If we are ever to find our way out of this New Gilded Age, then we must attend to the insights gleaned from the last. It is not just unions that stand to benefit. Churches struggling to navigate a tidal wave of religious disaffiliation – strongest among young people, who are deeply concerned about their prospects in our increasingly inegalitarian society – may well find that any and all support lent to the labor movement redounds to their own revitalization as well. But the best reasons for rekindling the friendship of church and labor have less to do with institutional preservation than with what is just and true.

Do not take my word for it. Listen to the voices of those working-class saints who have gone before us. If we have the ears to hear their keen moral arguments, we will find that they resonate still today.



[i] “The Labor Turmoil,” Alliance 1, no. 4 (January 3, 1874): 2.

[ii] “The ‘Advance’ Movement,” Workingman’s Advocate, 12 October 1867.

[iii] “Liberal Christianity,” Workingman’s Advocate, 16 November 1867.

[iv] H.G.C., “Views of a Mechanic’s Wife,” Chicago Daily Tribune, 15 March 1874; and H. Francis Perry, “The Workingman’s Alienation from the Church,” American Journal of Sociology 4, no. 5 (March 1899): 626.

[v] Perry, 627.

[vi] “Why are the Laboring Classes Leaving the Churches?” Knights of Labor 3, no. 4 (February 1, 1888): 4.

[vii]  “Debs on the Great Strike,” New World 3, no. 32 (April 13, 1895): 8.

[viii] “Pastor Takes No Strikers’ Advice,” Chicago Daily Tribune, 25 July 1894.

[ix] “Shy of Patrimonium,” Chicago Record, May 31, 1894.

[x] See the “Registrar of Communicants,” archived at the Pullman Presbyterian Church, Chicago, IL.  For more on this story see also Heath W. Carter, “Scab Ministers, Striking Saints: Christianity and Class Conflict in 1894 Chicago,” American Nineteenth Century History 11, no. 3 (2010): 321-349.


To respond to the author of this article please email PJR@cpjustice.org.
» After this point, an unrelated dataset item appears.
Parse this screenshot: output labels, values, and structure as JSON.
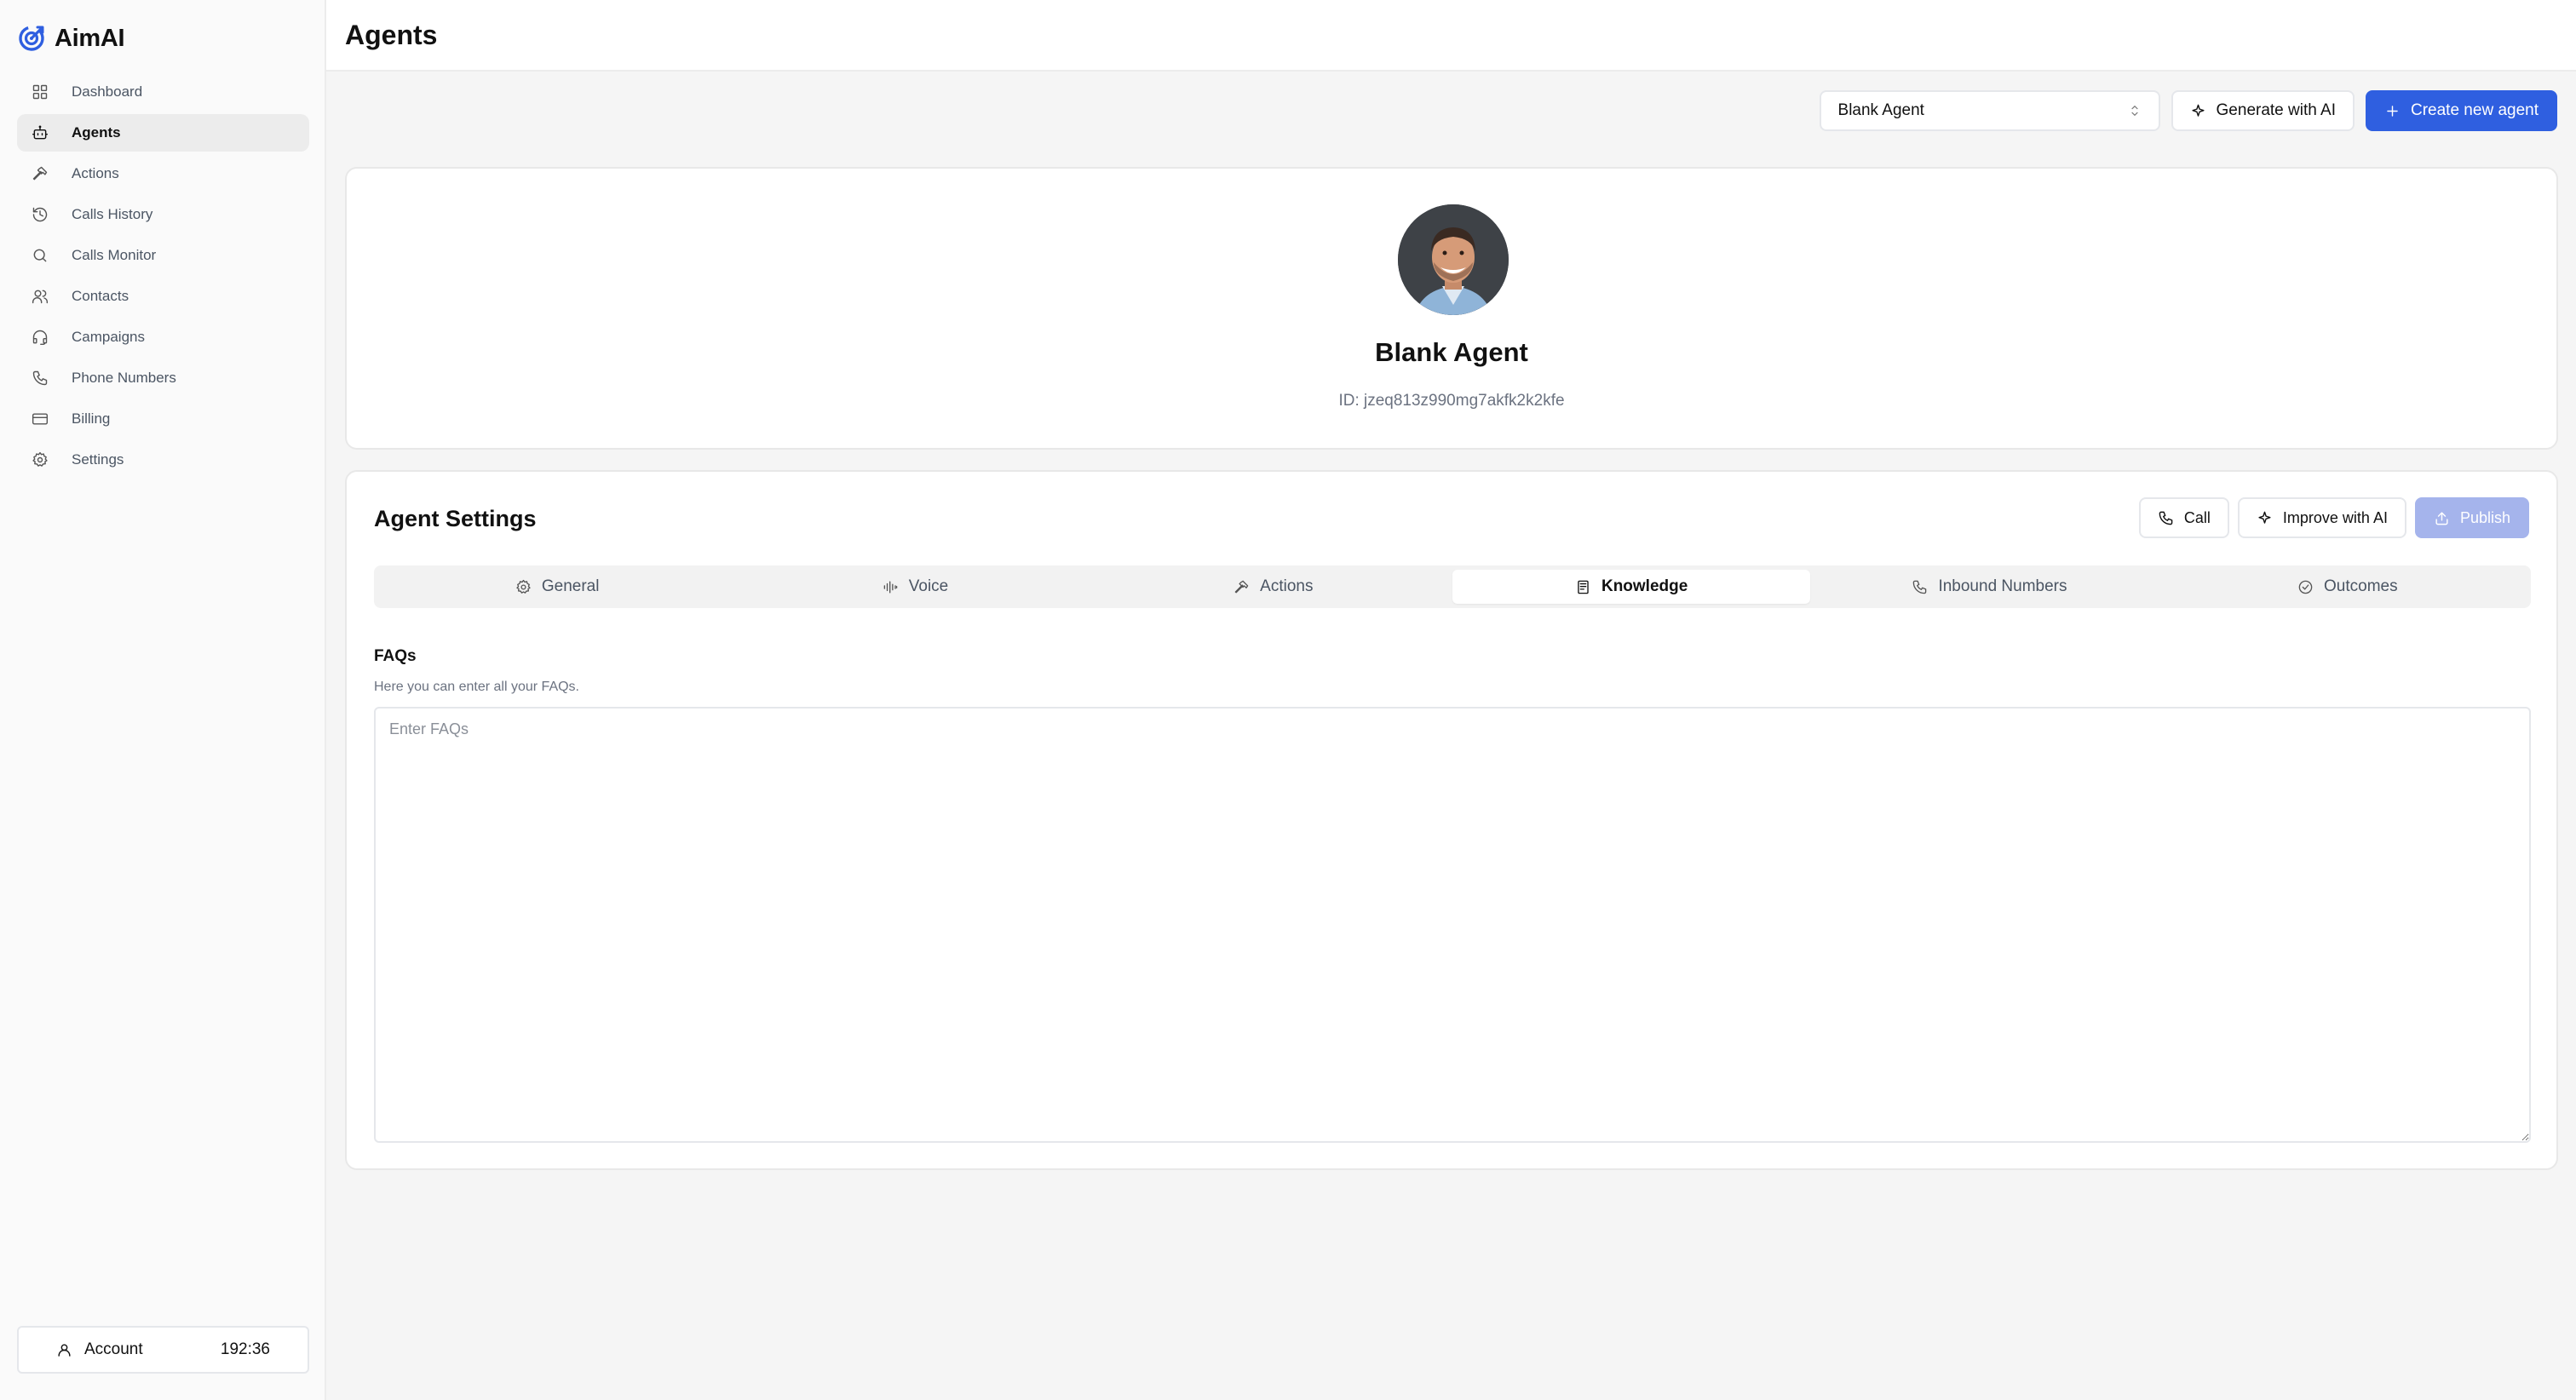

The articles in the Public Justice Review do not represent a consensus of positions on questions of public policy. We do not expect our readers will agree with all the arguments they find here, but we believe that within the broad tradition of what we call public justice we can do more by providing a forum for the debate and exchange of Christians, within those bounds, to work out public policy faithful to God and in service of our neighbors. We do not necessarily share the views expressed, but we do accept responsibility for giving them a chance to appear.